Photo by Shannon Wells

Photo by Shannon Wells


TREES Artist, 2012

“What I like best about underwater photography is giving a visual voice to the invisible. What I like least is the prospect of drowning.”—David 

David Doubilet has changed the way we see our planet’s rivers and oceans and influenced the way photographs are made of it. Over the last four decades, he has brought us face to face with an underwater world of mesmerizing landscapes and mysterious creatures–coral reefs, blue-ringed octopuses, leafy sea dragons, schools of giant bumphead parrotfish, tiger sharks. Doubilet estimates that he has spent half his lifetime in the water, and the result of that dedication is an elegant and groundbreaking body of work that has set the standard for underwater photography.

Doubilet is a street photographer working in an alien environment that can be hostile to humans and camera equipment. He has snorkeled the Jardine River in Australia in search of saltwater crocodiles and dived the Pacific near the Galapagos Islands to document ghostly hammerhead sharks seeking colder waters. He is an adventurer with an artist’s eye. “He was the first artist to swim,” says David Griffin. “I’m still waiting for someone in space to do what he did underwater.” A pioneer and advocate, Doubilet’s passion for the sea is matched only by his compassion for it. Humans have only been going under the sea for 50 years, he says, and “we are in a race between discovery and destruction.”

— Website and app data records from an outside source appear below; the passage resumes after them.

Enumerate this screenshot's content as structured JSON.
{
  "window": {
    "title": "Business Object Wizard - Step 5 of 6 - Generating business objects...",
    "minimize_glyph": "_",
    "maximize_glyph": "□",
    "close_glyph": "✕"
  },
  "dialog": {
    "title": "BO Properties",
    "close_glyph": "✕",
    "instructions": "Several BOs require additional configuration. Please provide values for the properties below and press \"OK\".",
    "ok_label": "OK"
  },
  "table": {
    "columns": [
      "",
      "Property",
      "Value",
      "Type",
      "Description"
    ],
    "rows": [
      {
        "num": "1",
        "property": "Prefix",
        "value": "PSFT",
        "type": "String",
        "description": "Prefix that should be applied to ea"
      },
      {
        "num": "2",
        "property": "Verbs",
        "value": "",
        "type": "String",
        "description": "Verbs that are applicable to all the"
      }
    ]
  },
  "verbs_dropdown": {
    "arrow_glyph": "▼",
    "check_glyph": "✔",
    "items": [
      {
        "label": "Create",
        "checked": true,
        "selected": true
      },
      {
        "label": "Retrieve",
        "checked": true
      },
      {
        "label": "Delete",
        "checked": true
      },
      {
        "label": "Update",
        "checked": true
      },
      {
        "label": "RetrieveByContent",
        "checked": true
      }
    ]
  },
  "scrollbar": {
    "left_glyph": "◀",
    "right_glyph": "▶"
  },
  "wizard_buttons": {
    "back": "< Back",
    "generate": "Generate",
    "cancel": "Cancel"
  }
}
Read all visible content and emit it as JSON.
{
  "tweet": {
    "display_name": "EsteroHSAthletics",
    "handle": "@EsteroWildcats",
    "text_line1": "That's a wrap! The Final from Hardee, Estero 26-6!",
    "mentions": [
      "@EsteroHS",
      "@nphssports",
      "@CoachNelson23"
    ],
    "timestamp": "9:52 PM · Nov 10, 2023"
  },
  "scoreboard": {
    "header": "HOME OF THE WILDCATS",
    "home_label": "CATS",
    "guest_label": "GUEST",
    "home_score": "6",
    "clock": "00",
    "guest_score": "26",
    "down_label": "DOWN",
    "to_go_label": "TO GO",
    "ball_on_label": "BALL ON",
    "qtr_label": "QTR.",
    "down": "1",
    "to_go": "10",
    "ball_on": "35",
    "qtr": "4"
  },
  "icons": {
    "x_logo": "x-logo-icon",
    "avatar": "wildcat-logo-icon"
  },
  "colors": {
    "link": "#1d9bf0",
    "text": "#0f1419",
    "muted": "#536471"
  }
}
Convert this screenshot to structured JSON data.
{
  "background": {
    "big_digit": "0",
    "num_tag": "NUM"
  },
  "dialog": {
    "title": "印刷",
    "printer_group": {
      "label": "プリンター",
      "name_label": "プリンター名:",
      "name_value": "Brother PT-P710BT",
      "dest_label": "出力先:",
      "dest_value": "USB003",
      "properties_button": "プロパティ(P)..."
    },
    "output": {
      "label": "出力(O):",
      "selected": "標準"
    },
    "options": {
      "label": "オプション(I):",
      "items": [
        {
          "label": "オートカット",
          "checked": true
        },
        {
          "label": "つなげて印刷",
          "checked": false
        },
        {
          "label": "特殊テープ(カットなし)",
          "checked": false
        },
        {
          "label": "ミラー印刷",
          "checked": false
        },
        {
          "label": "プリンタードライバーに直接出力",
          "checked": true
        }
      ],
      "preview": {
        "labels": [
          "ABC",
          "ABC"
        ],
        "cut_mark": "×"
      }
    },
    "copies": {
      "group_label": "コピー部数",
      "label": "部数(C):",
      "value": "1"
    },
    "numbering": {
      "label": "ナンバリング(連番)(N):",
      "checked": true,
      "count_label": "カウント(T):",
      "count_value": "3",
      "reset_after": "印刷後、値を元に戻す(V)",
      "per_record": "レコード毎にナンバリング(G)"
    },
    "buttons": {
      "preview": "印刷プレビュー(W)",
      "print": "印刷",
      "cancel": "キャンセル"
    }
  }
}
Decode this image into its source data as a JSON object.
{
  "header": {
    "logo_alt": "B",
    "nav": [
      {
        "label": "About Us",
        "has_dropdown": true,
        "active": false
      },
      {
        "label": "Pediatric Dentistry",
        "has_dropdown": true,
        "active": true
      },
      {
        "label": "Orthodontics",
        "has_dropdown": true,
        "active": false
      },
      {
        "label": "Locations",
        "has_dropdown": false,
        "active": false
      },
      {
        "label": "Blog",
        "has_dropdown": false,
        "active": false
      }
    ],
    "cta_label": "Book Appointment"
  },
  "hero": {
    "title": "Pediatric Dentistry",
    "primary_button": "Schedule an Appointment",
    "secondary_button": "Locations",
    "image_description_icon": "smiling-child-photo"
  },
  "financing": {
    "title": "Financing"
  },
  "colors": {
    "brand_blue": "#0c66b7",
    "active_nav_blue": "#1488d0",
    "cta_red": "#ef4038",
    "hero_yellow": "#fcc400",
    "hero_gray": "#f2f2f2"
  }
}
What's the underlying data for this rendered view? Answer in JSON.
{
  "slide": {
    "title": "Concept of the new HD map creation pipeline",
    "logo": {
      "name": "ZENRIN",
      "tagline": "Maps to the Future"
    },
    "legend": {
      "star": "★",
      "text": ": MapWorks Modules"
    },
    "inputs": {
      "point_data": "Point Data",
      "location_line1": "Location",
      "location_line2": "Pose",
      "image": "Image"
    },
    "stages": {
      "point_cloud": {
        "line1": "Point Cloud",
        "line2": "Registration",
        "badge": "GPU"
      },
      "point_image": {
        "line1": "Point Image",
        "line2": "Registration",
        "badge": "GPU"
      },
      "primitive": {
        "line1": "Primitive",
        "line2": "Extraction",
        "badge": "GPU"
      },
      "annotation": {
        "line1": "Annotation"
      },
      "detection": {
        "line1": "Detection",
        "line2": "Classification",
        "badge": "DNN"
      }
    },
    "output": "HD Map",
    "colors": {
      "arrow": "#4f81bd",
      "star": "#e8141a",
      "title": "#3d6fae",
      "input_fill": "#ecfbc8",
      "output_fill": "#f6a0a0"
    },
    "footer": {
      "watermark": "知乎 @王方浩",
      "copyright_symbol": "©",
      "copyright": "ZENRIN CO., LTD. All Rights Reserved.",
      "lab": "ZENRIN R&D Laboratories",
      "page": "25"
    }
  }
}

Born in New York in 1946, Doubilet’s career as an underwater photographer started early. At the age of 12, he used a rubber anesthesiologist’s bag from his father’s hospital to take his Brownie Hawkeye camera underwater. He has been shooting for National Geographic since his first assignment in 1971 and has photographed more than 60 stories for the magazine–from the cold kelp forests in the southwest Pacific to the labyrinthine freshwater channels of the Okavango Delta in Botswana. He is the recipient of many awards, including the Lowell Thomas Award, the Sara Prize, and the Lennart Nilsson Award in Photography. Doubilet is a member of the Royal Photographic Society and the Diving Hall of Fame. He has published seven books on the sea, including Fish Face (2003) and Water Light Time (1999).